  • physical safety (including supervision; sleep procedures; accidents; medication; hygiene; excursion policies and procedures)

  • suitable staffing (including qualification levels; police vetting; teacher registration; ratios)

  • evacuation procedures and practices for fire and earthquake.

All early childhood services are required to promote children's health and safety and to regularly review their compliance with legal requirements.

Next ERO Review

When is ERO likely to review the service again?

The next ERO review of Carol White Family Centre will be in three years.

Dianne Moffitt

Deputy Chief Review Officer Northern (Acting)

16 July 2015

The Purpose of ERO Reports

The Education Review Office (ERO) is the government department that, as part of its work, reviews early childhood services throughout Aotearoa New Zealand. ERO’s reports provide information for parents and communities about each service’s strengths and next steps for development. ERO’s bicultural evaluation framework Ngā Pou Here is described in SECTION 3 of this report. Early childhood services are partners in the review process and are expected to make use of the review findings to enhance children's wellbeing and learning.

2 Information about the Early Childhood Service 

Location

Kohimarama, Auckland

Ministry of Education profile number

10364

Licence type

Education & Care Service

Licensed under

Education (Early Childhood Services) Regulations 2008

Number licensed for

41 children, including up to 12 aged under 2

Service roll

47

Gender composition

Girls 32

Boys 15

Ethnic composition

Afghani
Burmese
African
Japanese
Pakistani
Sri Lankan
others

21
13
3
3
2
2
3

Percentage of qualified teachers

0-49% 50-79% 80%

Based on funding rates

80%

Reported ratios of staff to children

Under 2

1:3

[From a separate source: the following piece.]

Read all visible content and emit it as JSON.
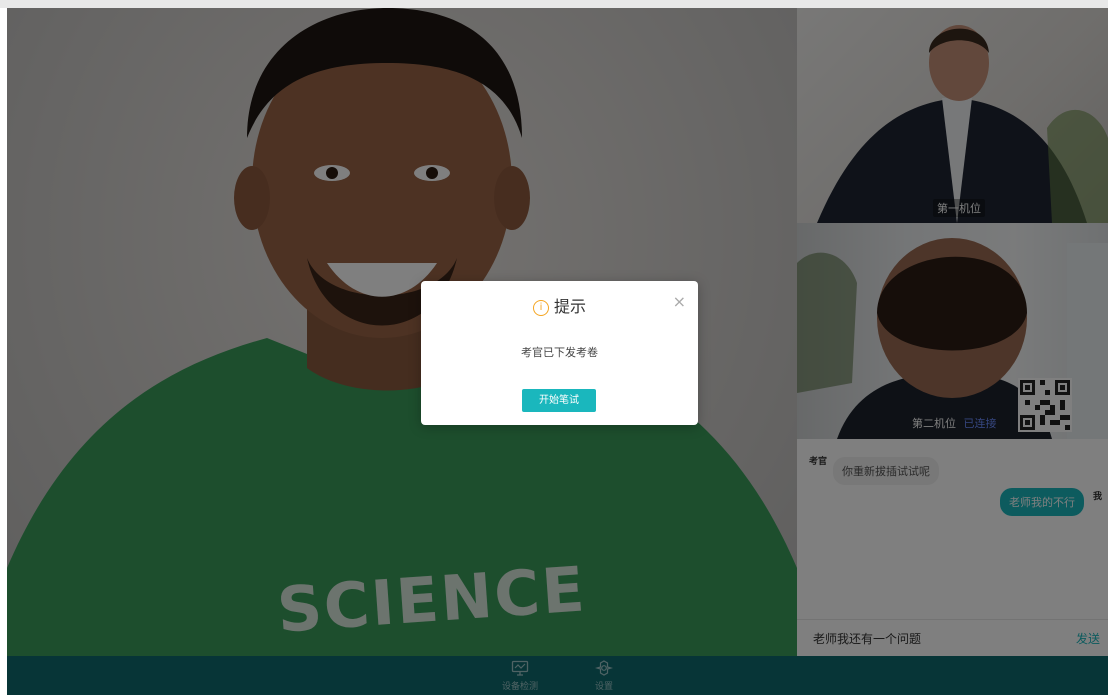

Better than minimum requirements

Over 2

1:7

Better than minimum requirements

Review team on site

April 2015

Date of this report

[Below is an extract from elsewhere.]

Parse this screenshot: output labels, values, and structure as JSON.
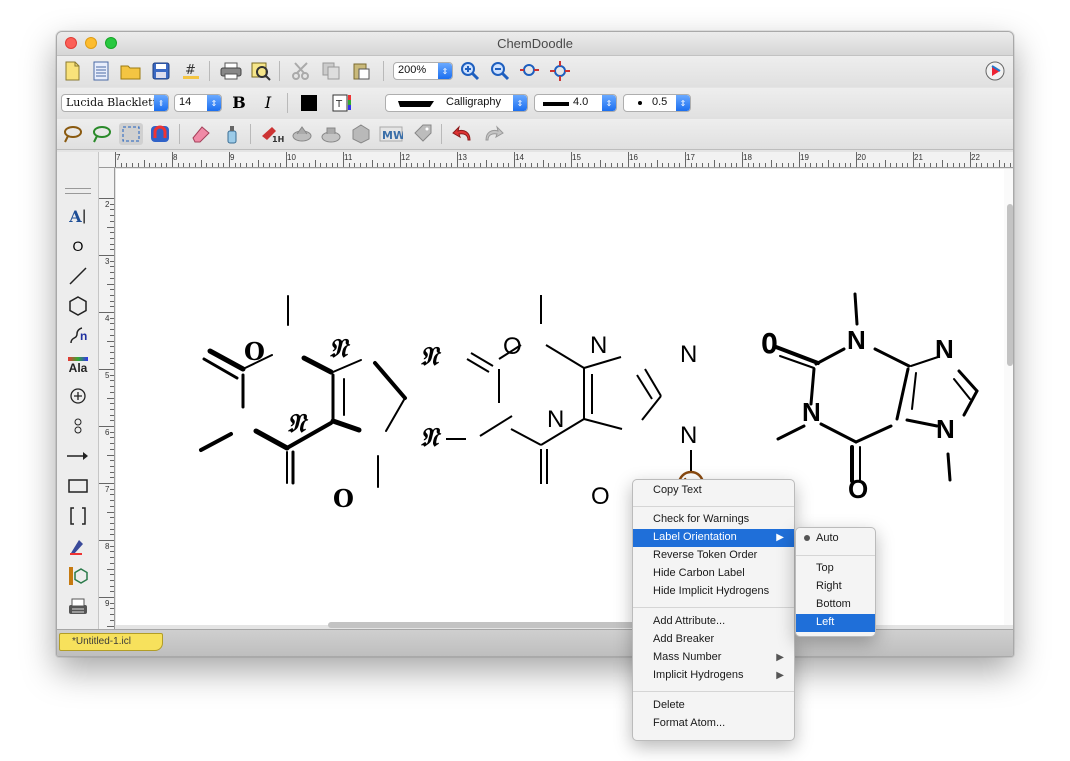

16 July 2015

Most recent ERO report(s)

 

Education Review

March 2012

Education Review

November 2008

Education Review

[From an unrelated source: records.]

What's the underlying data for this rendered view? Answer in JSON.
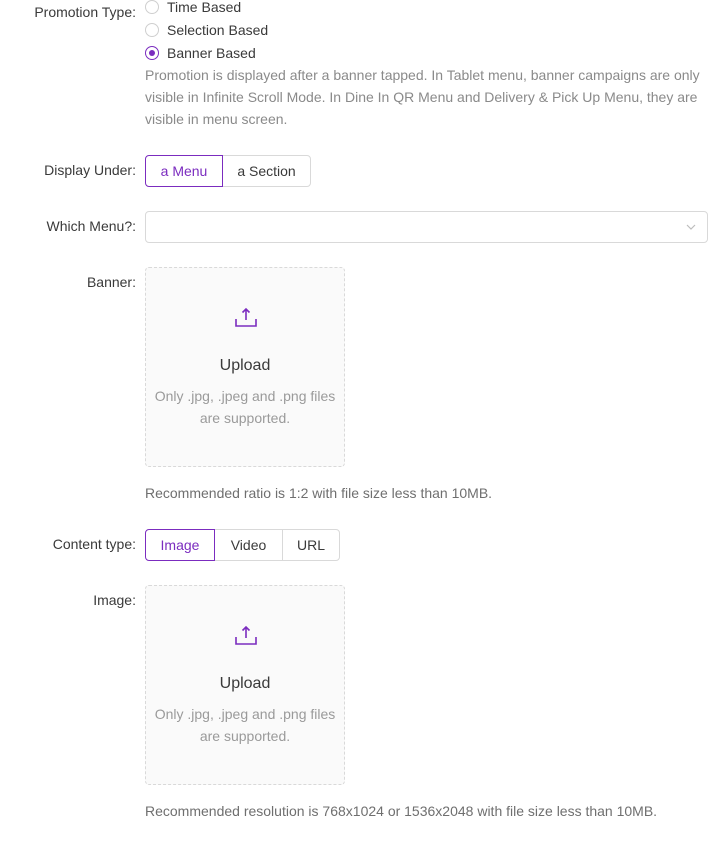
{
  "promotion_type": {
    "label": "Promotion Type:",
    "options": [
      {
        "label": "Time Based",
        "checked": false
      },
      {
        "label": "Selection Based",
        "checked": false
      },
      {
        "label": "Banner Based",
        "checked": true
      }
    ],
    "description": "Promotion is displayed after a banner tapped. In Tablet menu, banner campaigns are only visible in Infinite Scroll Mode. In Dine In QR Menu and Delivery & Pick Up Menu, they are visible in menu screen."
  },
  "display_under": {
    "label": "Display Under:",
    "options": [
      "a Menu",
      "a Section"
    ],
    "selected": "a Menu"
  },
  "which_menu": {
    "label": "Which Menu?:",
    "value": ""
  },
  "banner": {
    "label": "Banner:",
    "upload_title": "Upload",
    "upload_hint": "Only .jpg, .jpeg and .png files are supported.",
    "note": "Recommended ratio is 1:2 with file size less than 10MB."
  },
  "content_type": {
    "label": "Content type:",
    "options": [
      "Image",
      "Video",
      "URL"
    ],
    "selected": "Image"
  },
  "image": {
    "label": "Image:",
    "upload_title": "Upload",
    "upload_hint": "Only .jpg, .jpeg and .png files are supported.",
    "note": "Recommended resolution is 768x1024 or 1536x2048 with file size less than 10MB."
  },
  "colors": {
    "accent": "#7b2cbf",
    "border": "#d9d9d9",
    "muted_text": "#8a8a8a"
  },
  "icons": {
    "upload": "upload-icon",
    "select_arrow": "chevron-down-icon"
  }
}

September 2005

3 General Information about Early Childhood Reviews

ERO’s Evaluation Framework

ERO’s overarching question for an early childhood education review is ‘How well placed is this service to promote positive learning outcomes for children?’ ERO focuses on the following factors as described in the bicultural framework Ngā Pou Here:

  • Pou Whakahaere – how the service determines its vision, philosophy and direction to ensure positive outcomes for children
  • Pou Ārahi – how leadership is enacted to enhance positive outcomes for children
  • Mātauranga – whose knowledge is valued and how the curriculum is designed to achieve positive outcomes for children
  • Tikanga whakaako – how approaches to teaching and learning respond to diversity and support positive outcomes for children.

Within these areas ERO considers the effectiveness of arotake – self review and of whanaungatanga – partnerships with parents and whānau.

ERO evaluates how well placed a service is to sustain good practice and make ongoing improvements for the benefit of all children at the service.

A focus for the government is that all children, especially priority learners, have an opportunity to benefit from quality early childhood education. ERO will report on how well each service promotes positive outcomes for all children, with a focus on children who are Māori, Pacific, have diverse needs, and are up to the age of two.

For more information about the framework and Ngā Pou Here refer to ERO’s Approach to Review in Early Childhood Services.

ERO’s Overall Judgement and Next Review

The overall judgement that ERO makes and the timing of the next review will depend on how well placed a service is to promote positive learning outcomes for children. The categories are:

  • Very well placed – The next ERO review in four years
  • Well placed – The next ERO review in three years
  • Requires further development – The next ERO review within two years
  • Not well placed - The next ERO review in consultation with the Ministry of Education

ERO has developed criteria for each category. These are available on ERO’s website.

Review Coverage

ERO reviews are tailored to each service’s context and performance, within the overarching review framework. The aim is to provide information on aspects that are central to positive outcomes for children and useful to the service.